Your task is to count the lines of the entries below that include the word "回答状況" and to give only the resulting number.

:: RECORD SET

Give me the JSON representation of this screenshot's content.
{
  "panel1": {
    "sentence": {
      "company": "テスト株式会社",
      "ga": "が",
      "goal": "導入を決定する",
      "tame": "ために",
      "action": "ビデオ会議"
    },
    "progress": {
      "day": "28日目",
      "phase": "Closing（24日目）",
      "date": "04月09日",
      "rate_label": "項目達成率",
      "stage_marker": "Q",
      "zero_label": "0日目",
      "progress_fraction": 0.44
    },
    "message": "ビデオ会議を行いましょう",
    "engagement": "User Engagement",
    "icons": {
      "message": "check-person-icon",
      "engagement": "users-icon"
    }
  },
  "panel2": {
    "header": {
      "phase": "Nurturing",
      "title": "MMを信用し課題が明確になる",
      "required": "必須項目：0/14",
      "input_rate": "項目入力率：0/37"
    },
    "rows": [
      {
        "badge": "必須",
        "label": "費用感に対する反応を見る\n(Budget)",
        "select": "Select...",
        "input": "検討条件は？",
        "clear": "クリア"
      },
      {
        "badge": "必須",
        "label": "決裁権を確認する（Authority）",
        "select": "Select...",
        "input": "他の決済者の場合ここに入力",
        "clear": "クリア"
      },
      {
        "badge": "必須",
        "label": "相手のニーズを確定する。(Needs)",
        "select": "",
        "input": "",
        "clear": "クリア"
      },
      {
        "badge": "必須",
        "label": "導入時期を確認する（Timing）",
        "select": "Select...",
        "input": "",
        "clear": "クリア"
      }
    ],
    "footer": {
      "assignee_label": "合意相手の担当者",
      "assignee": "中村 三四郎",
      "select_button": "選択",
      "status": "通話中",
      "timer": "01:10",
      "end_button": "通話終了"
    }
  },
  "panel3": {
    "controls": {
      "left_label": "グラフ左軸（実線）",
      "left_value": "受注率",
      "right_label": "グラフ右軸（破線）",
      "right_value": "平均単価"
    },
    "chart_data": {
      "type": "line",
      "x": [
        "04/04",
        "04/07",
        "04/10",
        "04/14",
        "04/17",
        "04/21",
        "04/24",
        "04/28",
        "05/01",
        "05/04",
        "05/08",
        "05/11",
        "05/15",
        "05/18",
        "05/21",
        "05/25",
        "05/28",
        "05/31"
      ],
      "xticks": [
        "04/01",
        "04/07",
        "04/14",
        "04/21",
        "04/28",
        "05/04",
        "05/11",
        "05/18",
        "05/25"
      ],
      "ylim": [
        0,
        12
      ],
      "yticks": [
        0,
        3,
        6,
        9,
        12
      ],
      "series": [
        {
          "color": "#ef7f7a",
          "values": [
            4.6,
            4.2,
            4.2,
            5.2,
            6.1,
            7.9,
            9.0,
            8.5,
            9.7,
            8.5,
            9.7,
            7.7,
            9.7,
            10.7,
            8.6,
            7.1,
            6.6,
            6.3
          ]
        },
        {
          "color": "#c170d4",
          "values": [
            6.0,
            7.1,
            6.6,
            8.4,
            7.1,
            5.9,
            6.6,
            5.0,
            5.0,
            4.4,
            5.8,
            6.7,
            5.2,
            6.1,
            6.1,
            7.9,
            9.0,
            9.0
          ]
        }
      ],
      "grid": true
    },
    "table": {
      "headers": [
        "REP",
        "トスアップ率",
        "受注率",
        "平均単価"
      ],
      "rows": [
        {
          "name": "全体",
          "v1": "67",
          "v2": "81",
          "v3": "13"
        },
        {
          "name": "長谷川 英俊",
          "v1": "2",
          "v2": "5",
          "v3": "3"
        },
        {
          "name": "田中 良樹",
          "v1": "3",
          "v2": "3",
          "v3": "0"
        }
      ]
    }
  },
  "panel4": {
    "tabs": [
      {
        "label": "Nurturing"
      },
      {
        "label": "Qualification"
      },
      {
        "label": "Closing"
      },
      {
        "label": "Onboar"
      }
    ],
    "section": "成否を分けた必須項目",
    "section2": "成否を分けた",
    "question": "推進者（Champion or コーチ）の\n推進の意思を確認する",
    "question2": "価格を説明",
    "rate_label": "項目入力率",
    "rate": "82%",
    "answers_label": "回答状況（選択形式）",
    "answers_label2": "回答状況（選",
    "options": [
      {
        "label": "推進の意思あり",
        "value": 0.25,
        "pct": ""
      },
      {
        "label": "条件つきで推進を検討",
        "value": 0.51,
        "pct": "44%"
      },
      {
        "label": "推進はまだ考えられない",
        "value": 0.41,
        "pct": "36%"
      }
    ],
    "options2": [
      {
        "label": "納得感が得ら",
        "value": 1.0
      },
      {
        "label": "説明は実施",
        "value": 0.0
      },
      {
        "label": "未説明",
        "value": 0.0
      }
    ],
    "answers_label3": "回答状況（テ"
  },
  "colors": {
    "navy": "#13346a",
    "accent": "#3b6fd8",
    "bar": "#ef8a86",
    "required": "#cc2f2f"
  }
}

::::

EXERCISE ANSWER: 3